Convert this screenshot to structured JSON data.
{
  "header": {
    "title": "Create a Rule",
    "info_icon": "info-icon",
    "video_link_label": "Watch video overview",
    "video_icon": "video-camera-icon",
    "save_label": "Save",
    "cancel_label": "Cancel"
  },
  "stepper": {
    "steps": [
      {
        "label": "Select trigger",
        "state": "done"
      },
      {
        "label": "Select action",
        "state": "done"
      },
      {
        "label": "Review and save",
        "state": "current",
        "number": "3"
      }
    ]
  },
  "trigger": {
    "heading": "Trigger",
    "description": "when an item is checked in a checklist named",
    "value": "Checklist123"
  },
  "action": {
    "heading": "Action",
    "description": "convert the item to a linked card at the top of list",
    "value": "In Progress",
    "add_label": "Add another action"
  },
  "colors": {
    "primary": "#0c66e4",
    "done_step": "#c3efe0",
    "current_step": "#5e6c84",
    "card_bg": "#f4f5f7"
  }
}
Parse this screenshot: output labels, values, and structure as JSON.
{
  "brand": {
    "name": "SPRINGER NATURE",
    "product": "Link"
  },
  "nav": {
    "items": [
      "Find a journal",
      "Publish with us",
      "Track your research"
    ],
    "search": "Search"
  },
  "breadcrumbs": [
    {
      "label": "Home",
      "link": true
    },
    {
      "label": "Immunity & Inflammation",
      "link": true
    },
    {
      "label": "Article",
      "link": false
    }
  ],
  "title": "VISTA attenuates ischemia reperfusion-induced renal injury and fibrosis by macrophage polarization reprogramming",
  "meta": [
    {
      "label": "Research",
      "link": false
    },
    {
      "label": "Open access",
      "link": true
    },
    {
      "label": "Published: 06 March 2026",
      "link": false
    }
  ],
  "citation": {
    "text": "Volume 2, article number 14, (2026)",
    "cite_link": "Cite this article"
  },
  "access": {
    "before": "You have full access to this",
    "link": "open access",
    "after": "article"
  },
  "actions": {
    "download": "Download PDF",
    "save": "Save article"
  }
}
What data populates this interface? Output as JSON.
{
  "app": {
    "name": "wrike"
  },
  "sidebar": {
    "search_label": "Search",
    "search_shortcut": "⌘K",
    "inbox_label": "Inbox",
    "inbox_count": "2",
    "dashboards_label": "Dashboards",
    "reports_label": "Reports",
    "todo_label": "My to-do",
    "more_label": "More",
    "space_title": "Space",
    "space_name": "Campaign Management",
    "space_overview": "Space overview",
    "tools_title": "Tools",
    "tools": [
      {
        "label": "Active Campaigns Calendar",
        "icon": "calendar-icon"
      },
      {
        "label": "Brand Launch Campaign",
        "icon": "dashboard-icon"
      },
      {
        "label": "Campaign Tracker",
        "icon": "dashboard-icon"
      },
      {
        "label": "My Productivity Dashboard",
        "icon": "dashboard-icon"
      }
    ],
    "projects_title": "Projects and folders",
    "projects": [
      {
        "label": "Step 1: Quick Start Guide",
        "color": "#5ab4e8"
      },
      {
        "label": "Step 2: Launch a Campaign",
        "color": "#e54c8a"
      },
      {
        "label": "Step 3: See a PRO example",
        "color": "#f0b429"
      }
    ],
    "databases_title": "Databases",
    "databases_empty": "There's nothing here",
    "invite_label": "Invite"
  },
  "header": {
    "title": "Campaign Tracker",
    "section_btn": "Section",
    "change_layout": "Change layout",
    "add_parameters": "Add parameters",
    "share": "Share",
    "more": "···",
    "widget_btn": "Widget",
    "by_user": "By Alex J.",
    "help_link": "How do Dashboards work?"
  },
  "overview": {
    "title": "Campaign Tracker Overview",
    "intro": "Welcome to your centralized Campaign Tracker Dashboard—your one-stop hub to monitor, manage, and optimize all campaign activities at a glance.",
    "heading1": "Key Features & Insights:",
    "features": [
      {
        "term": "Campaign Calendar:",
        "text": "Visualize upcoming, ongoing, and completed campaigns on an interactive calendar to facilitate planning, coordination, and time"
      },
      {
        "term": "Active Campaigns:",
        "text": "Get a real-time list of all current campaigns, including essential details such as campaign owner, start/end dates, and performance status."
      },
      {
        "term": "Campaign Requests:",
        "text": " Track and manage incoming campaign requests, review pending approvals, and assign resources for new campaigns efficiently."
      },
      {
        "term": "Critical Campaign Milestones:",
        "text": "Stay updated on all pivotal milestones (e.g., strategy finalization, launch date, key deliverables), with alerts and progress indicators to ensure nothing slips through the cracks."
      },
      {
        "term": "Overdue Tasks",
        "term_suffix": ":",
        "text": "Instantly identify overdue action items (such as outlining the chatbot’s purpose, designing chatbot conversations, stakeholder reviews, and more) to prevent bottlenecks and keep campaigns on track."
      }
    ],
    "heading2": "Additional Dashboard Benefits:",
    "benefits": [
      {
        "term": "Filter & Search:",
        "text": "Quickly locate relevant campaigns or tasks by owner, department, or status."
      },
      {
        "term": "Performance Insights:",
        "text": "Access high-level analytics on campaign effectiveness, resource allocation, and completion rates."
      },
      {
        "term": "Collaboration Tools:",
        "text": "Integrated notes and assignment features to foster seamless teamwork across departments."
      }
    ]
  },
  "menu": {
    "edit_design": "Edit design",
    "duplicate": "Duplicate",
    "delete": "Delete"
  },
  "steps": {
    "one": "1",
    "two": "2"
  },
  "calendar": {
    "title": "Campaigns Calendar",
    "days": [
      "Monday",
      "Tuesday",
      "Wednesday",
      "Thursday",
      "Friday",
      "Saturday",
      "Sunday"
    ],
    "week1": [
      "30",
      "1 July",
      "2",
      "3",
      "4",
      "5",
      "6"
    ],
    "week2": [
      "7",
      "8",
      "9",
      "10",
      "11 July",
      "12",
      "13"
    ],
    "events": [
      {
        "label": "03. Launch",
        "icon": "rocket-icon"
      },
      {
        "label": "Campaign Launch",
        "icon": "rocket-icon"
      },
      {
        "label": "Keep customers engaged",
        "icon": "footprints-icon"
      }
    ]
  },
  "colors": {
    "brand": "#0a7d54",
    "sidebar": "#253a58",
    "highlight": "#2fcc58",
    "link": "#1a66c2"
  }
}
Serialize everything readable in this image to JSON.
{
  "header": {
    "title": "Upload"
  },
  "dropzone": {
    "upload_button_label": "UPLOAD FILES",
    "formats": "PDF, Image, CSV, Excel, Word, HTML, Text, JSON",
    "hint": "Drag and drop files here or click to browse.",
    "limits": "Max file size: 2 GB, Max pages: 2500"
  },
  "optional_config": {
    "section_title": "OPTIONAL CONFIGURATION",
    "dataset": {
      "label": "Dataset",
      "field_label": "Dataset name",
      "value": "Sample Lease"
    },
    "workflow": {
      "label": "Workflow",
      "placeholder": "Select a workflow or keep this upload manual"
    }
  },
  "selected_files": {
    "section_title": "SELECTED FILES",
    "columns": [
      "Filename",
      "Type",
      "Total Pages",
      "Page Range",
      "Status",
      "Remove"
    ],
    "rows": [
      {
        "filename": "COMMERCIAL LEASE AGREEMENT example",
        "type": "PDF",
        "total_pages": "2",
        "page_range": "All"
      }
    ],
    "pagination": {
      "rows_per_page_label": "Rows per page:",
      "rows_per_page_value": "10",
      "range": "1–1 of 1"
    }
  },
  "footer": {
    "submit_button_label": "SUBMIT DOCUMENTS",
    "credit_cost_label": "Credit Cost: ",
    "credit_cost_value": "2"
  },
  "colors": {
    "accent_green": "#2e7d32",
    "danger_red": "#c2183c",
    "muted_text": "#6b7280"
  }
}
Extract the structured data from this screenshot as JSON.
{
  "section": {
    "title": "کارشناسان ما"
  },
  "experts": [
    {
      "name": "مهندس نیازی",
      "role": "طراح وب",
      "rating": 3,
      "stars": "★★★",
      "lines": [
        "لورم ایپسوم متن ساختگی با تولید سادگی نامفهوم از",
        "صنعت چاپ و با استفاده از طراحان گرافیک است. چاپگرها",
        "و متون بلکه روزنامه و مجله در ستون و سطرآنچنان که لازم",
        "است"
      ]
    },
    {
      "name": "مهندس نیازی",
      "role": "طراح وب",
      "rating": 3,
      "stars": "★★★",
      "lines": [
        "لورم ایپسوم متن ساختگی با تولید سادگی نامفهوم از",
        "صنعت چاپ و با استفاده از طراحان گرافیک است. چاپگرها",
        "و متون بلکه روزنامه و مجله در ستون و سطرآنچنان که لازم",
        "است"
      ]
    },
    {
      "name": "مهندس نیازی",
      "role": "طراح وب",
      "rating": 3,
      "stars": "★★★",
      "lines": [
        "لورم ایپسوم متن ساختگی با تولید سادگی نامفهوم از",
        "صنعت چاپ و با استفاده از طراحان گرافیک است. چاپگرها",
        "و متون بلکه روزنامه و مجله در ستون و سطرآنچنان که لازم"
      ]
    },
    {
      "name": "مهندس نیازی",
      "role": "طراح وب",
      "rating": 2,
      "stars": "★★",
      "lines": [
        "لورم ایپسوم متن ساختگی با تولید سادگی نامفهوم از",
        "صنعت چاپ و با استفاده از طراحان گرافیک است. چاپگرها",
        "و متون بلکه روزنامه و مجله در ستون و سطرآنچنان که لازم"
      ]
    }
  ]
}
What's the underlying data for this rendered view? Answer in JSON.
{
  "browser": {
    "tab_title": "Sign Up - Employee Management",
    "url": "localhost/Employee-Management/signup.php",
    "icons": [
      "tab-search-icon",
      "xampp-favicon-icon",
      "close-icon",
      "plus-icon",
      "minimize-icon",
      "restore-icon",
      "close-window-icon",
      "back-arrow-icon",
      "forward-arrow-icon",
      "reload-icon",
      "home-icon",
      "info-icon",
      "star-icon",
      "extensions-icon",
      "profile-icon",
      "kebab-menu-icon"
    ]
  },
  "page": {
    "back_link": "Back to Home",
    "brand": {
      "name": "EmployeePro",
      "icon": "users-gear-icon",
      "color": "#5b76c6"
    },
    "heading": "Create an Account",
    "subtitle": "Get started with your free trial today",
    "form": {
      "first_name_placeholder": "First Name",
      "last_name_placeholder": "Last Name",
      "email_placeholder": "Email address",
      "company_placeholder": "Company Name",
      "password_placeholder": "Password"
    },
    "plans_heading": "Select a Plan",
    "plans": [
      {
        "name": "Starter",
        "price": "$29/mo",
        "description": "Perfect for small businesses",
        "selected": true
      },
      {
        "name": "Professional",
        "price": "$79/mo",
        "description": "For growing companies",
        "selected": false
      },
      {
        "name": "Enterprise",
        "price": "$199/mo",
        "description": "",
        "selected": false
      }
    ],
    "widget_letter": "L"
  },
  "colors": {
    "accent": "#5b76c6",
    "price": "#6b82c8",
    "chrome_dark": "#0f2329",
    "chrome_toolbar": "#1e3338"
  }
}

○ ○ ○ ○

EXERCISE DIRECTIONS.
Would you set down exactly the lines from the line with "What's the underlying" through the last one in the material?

WRITTEN ANSWER.
What's the underlying data for this rendered view? Answer in JSON.
{
  "browser": {
    "tab_title": "Sign Up - Employee Management",
    "url": "localhost/Employee-Management/signup.php",
    "icons": [
      "tab-search-icon",
      "xampp-favicon-icon",
      "close-icon",
      "plus-icon",
      "minimize-icon",
      "restore-icon",
      "close-window-icon",
      "back-arrow-icon",
      "forward-arrow-icon",
      "reload-icon",
      "home-icon",
      "info-icon",
      "star-icon",
      "extensions-icon",
      "profile-icon",
      "kebab-menu-icon"
    ]
  },
  "page": {
    "back_link": "Back to Home",
    "brand": {
      "name": "EmployeePro",
      "icon": "users-gear-icon",
      "color": "#5b76c6"
    },
    "heading": "Create an Account",
    "subtitle": "Get started with your free trial today",
    "form": {
      "first_name_placeholder": "First Name",
      "last_name_placeholder": "Last Name",
      "email_placeholder": "Email address",
      "company_placeholder": "Company Name",
      "password_placeholder": "Password"
    },
    "plans_heading": "Select a Plan",
    "plans": [
      {
        "name": "Starter",
        "price": "$29/mo",
        "description": "Perfect for small businesses",
        "selected": true
      },
      {
        "name": "Professional",
        "price": "$79/mo",
        "description": "For growing companies",
        "selected": false
      },
      {
        "name": "Enterprise",
        "price": "$199/mo",
        "description": "",
        "selected": false
      }
    ],
    "widget_letter": "L"
  },
  "colors": {
    "accent": "#5b76c6",
    "price": "#6b82c8",
    "chrome_dark": "#0f2329",
    "chrome_toolbar": "#1e3338"
  }
}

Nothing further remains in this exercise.